Notice mechanism and handling of violations

Upon receipt of a tip, a risk-based review of the reported activity is conducted. If it is determined that there is a risk that our business activities or business activities within our supply chain are causing or contributing to negative impacts on human rights or the environment, we have procedures in place to assess, modify, stop and/or correct our activity. We will also take appropriate measures aiming to prevent or stop the risk from materializing within our supply chain, if possible, or minimize the impact. If the human rights violation or breach of this policy statement is due to the behavior of individual employees, this may result in labor law measures. In the event of a legal violation, we also reserve the right to refer the matter to the relevant authorities for further action in accordance with local legislation.



Responsibility for the implementation of this declaration of principles is managed by the Netstal board. This ensures that every area of our company is aware of its own responsibility for respecting human rights and implementing them on a daily basis.


Communication and training

Netstal will communicate this policy statement to employees in an appropriate manner. We also offer our employees specific training on human rights and environmental issues.


Stakeholder engagement and evaluation

We recognize that we are an integral part of the communities in which we operate. We seek constant dialogue with stakeholders to better understand and take into account their views and expectations regarding human rights.

We also regularly review and evaluate how we can best optimize and strengthen our approach to human rights and environmental protection within our sphere of influence.


Final clause

This Netstal Declaration of Principles on Human Rights comes into force on January 1, 2023; it has no retroactive effect. No rights or claims of individuals or third parties can be derived from this declaration of principles.

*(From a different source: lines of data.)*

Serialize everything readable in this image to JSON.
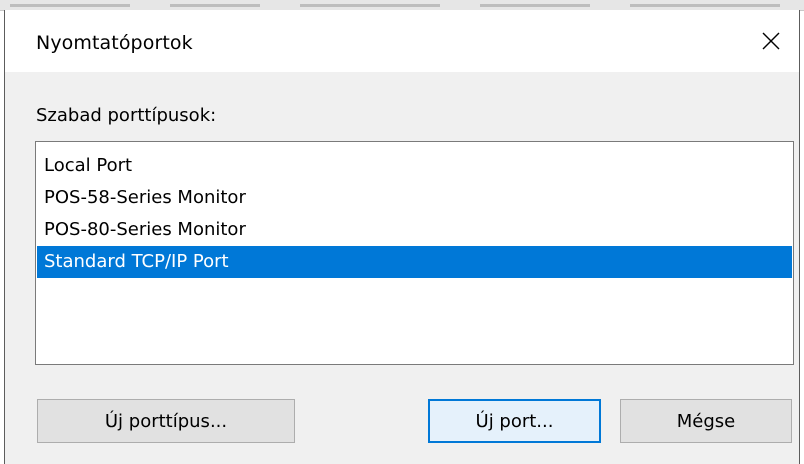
{
  "dialog": {
    "title": "Nyomtatóportok",
    "close_icon": "close-icon",
    "close_glyph": "✕"
  },
  "port_types": {
    "label": "Szabad porttípusok:",
    "items": [
      {
        "label": "Local Port",
        "selected": false
      },
      {
        "label": "POS-58-Series Monitor",
        "selected": false
      },
      {
        "label": "POS-80-Series Monitor",
        "selected": false
      },
      {
        "label": "Standard TCP/IP Port",
        "selected": true
      }
    ]
  },
  "buttons": {
    "new_port_type": "Új porttípus...",
    "new_port": "Új port...",
    "cancel": "Mégse"
  },
  "colors": {
    "selection": "#0078d7",
    "dialog_background": "#f0f0f0",
    "default_button_fill": "#e5f1fb"
  }
}
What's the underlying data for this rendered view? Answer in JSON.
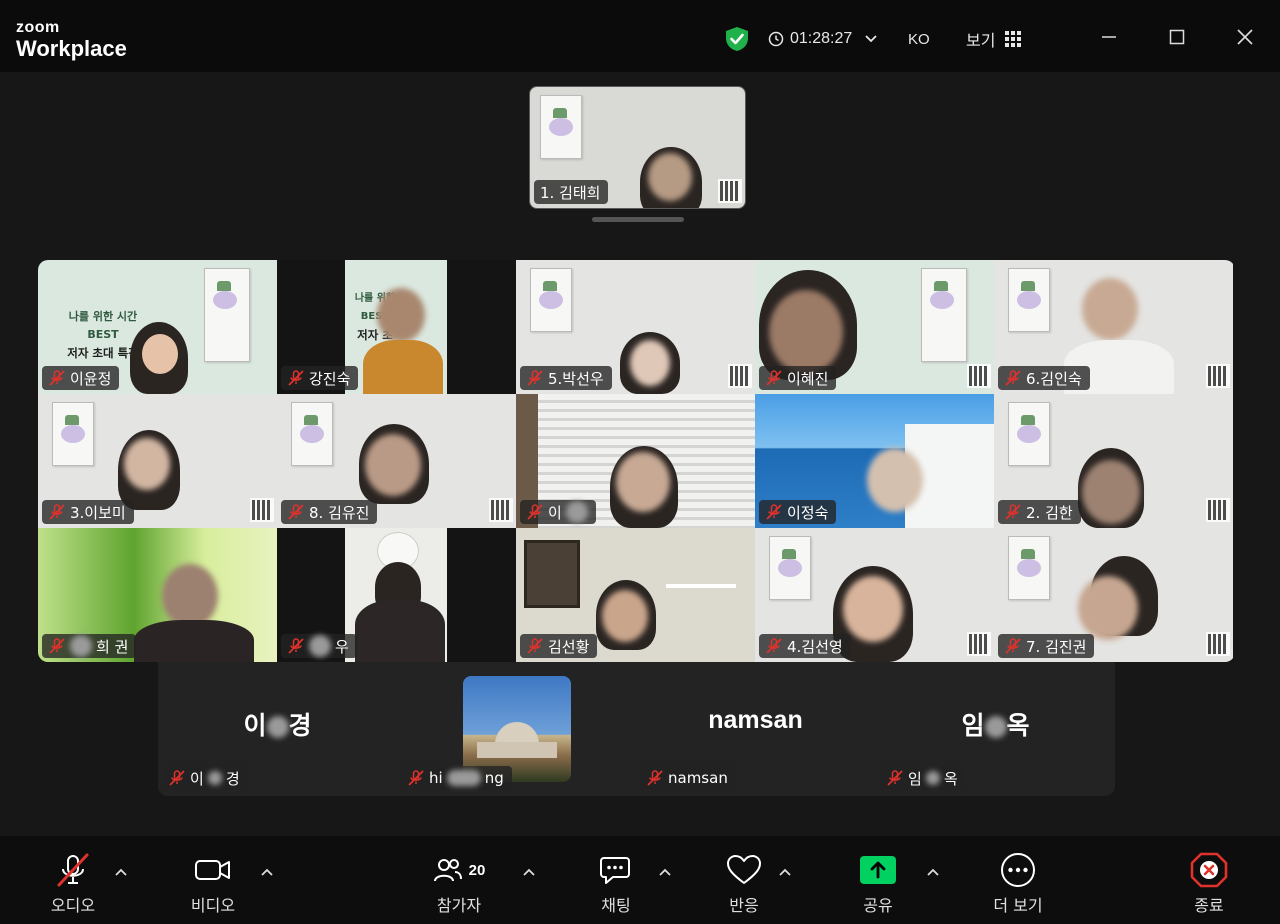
{
  "app": {
    "brand_line1": "zoom",
    "brand_line2": "Workplace"
  },
  "titlebar": {
    "timer": "01:28:27",
    "language": "KO",
    "view_label": "보기"
  },
  "spotlight": {
    "name": "1. 김태희"
  },
  "gallery": [
    {
      "name": "이윤정",
      "promo": [
        "나를 위한 시간",
        "BEST",
        "저자 초대 특강"
      ]
    },
    {
      "name": "강진숙",
      "promo": [
        "나를 위한",
        "BEST",
        "저자 초"
      ]
    },
    {
      "name": "5.박선우"
    },
    {
      "name": "이혜진"
    },
    {
      "name": "6.김인숙"
    },
    {
      "name": "3.이보미"
    },
    {
      "name": "8. 김유진"
    },
    {
      "name": "이"
    },
    {
      "name": "이정숙"
    },
    {
      "name": "2. 김한"
    },
    {
      "name": "희 권"
    },
    {
      "name": "우"
    },
    {
      "name": "김선황"
    },
    {
      "name": "4.김선영"
    },
    {
      "name": "7. 김진권"
    }
  ],
  "audio_only": [
    {
      "display": [
        "이",
        "경"
      ],
      "label": [
        "이",
        "경"
      ]
    },
    {
      "display": [],
      "label": [
        "hi",
        "ng"
      ]
    },
    {
      "display": [
        "namsan"
      ],
      "label": [
        "namsan"
      ]
    },
    {
      "display": [
        "임",
        "옥"
      ],
      "label": [
        "임",
        "옥"
      ]
    }
  ],
  "toolbar": {
    "audio": "오디오",
    "video": "비디오",
    "participants": "참가자",
    "participants_count": "20",
    "chat": "채팅",
    "reactions": "반응",
    "share": "공유",
    "more": "더 보기",
    "end": "종료"
  },
  "colors": {
    "shield": "#21b14b",
    "share": "#00d160",
    "end": "#e0322c",
    "mute": "#e0322c"
  }
}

Only the German version of this declaration of principles is binding.

If you have any questions about the Human Rights Policy Statement, please

1. Netstal comprises NETSTAL Maschinen AG and all subsidiaries controlled by it.
2. Even if only the masculine form is used for natural persons for reasons of linguistic simplification, the content always refers to persons of all gender identities. The term “employees” also includes managers at all levels and members of management.
3. ILO Conventions No. 138 and No. 182
4. ILO Convention No. 29, No. 105 and Protocol of June 11, 2014 to Convention No. 29 of the ILO
5. ILO Conventions No. 100 and No. 111
6. ILO Conventions No. 87 and No. 98
7. ILO Conventions No. 100 and No. 111
8. ILO Conventions No. 155 and No. 187
9. For example, the Minamata Convention on Mercury of October 10, 2013, the Stockholm Convention on Persistent Organic Pollutants of May 23, 2001 and the Basel Convention on the Control of Transboundary Movements of Hazardous Wastes and their Disposal of March 22, 1989, as amended.
10. Cf. ILO Conventions No. 100 and No. 111
11. Cf. ILO Convention No. 29, No. 105 and Protocol of June 11, 2014 to Convention No. 29 of the ILO
12. Cf. ILO Convention No. 138 and No. 182
13. Cf. ILO Conventions No. 87 and No. 98
14. Cf. ILO Convention No. 155 and No. 187
15. Cf. ILO Convention No. 155 and No. 187